§ WHAT THE TASK ASKS: Show all lines from the data that include the word "popout".

§ DATASET RECORDS:
↓↓↓
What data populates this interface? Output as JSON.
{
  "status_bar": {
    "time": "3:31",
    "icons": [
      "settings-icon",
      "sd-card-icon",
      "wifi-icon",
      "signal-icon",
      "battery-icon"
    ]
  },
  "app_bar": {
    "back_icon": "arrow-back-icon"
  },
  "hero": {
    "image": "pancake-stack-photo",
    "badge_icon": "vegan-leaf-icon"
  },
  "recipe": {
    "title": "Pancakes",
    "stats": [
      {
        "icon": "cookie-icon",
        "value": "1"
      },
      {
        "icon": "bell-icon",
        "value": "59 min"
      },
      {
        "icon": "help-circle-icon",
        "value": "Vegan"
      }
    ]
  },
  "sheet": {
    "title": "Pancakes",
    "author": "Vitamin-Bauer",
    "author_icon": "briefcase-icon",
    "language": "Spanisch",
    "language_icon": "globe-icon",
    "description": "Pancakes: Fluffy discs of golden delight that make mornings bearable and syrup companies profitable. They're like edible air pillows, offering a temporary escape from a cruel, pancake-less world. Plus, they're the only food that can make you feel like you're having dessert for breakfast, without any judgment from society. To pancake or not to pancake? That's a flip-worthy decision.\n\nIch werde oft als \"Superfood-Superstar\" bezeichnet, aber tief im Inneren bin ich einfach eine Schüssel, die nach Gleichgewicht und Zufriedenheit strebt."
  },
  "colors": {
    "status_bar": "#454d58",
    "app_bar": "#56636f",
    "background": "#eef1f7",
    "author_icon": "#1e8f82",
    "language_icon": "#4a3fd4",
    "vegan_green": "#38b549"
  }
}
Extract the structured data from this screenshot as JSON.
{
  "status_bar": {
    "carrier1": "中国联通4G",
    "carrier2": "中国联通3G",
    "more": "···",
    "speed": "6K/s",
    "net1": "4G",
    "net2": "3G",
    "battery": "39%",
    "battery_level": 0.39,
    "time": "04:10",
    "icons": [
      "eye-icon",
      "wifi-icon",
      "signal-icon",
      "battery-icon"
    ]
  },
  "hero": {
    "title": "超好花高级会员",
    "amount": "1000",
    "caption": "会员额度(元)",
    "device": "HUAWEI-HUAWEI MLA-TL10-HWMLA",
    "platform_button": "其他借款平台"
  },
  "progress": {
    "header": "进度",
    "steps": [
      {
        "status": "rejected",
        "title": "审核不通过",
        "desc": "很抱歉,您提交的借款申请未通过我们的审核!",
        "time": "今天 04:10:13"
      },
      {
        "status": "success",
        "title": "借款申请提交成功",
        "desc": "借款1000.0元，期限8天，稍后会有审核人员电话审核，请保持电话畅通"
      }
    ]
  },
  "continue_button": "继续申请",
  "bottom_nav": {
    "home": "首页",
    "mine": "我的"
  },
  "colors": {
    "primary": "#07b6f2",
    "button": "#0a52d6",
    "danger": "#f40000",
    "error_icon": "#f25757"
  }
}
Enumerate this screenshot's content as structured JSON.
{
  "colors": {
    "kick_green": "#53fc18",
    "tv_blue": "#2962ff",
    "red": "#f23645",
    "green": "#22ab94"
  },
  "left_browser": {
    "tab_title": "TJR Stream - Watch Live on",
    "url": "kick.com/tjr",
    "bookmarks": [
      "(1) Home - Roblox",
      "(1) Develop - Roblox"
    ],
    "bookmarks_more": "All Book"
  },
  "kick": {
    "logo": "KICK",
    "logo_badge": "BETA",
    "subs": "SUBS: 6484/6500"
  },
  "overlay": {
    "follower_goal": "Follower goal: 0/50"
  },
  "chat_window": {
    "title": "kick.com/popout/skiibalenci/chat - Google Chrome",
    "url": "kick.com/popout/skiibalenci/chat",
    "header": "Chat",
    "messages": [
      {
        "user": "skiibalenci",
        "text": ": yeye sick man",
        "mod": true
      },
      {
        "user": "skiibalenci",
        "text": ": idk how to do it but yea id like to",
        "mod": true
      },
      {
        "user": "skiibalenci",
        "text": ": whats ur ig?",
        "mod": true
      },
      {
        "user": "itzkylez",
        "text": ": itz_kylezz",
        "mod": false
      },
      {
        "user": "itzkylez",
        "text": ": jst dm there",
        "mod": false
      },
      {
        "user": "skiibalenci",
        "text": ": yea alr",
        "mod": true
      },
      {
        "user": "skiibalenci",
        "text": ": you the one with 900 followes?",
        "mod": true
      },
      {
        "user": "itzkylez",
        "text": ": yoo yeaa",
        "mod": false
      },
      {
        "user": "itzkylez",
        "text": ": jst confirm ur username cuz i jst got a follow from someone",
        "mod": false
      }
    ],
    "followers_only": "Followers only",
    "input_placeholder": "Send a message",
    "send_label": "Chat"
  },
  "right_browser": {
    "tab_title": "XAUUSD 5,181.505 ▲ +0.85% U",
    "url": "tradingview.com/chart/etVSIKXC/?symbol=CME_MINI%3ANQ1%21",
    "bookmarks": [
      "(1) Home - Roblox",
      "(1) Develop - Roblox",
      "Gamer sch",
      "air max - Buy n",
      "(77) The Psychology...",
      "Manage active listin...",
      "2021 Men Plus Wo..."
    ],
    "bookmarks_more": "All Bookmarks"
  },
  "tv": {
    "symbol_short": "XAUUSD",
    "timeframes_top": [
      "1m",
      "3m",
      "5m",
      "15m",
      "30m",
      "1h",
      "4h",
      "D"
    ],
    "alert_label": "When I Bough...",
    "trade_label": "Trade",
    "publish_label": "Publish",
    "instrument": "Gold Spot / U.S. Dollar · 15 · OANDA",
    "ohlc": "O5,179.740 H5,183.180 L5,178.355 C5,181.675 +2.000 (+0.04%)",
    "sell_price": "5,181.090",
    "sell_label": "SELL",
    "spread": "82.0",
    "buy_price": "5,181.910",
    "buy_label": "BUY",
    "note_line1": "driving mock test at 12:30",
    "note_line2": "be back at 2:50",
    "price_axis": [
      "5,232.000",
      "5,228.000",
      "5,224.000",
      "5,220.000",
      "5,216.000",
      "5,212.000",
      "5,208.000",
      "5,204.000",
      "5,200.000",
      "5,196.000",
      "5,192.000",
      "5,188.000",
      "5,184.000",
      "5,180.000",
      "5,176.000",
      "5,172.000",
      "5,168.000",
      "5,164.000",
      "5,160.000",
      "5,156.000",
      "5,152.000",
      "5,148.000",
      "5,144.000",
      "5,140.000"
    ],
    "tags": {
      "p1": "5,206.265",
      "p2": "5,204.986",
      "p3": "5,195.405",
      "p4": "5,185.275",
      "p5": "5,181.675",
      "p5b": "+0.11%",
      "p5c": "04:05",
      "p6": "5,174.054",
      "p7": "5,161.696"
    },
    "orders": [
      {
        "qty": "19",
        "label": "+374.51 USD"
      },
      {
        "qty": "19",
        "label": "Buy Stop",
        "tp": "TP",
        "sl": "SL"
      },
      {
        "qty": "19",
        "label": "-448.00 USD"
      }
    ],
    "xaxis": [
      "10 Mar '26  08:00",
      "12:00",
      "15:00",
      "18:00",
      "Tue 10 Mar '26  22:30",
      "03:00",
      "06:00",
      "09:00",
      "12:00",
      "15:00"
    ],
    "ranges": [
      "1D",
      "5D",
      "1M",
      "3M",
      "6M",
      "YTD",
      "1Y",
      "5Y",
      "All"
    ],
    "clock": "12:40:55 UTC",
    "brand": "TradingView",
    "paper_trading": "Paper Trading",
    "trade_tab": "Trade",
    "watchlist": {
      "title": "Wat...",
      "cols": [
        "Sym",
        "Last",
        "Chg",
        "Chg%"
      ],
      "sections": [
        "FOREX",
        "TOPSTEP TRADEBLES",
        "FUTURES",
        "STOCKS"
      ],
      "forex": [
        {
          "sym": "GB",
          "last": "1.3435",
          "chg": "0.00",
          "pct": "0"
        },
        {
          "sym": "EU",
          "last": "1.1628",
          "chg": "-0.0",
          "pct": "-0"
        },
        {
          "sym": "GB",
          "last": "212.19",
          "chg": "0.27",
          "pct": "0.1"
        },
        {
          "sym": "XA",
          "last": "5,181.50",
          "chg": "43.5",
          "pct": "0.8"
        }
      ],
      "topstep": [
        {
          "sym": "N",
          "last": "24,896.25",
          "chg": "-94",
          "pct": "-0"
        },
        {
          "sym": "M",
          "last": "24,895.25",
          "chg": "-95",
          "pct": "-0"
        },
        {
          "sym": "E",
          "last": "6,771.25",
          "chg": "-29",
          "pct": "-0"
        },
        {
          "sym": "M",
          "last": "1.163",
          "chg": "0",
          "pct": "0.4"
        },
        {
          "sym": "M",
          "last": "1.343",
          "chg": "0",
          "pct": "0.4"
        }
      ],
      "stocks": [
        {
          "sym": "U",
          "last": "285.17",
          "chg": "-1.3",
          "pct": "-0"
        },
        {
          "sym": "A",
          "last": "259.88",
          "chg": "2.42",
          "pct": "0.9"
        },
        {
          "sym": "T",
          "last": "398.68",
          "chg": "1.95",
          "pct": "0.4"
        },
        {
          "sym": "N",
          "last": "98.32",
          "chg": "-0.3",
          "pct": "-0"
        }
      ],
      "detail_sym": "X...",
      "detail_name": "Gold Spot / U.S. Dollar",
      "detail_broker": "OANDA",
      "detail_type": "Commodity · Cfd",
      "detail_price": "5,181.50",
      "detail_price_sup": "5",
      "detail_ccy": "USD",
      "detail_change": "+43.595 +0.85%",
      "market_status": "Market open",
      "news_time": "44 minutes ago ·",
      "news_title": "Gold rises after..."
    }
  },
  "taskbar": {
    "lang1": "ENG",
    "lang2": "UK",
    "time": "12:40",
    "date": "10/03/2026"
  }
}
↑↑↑
§ RESPONSE BELOW:
    "title": "kick.com/popout/skiibalenci/chat - Google Chrome",
    "url": "kick.com/popout/skiibalenci/chat",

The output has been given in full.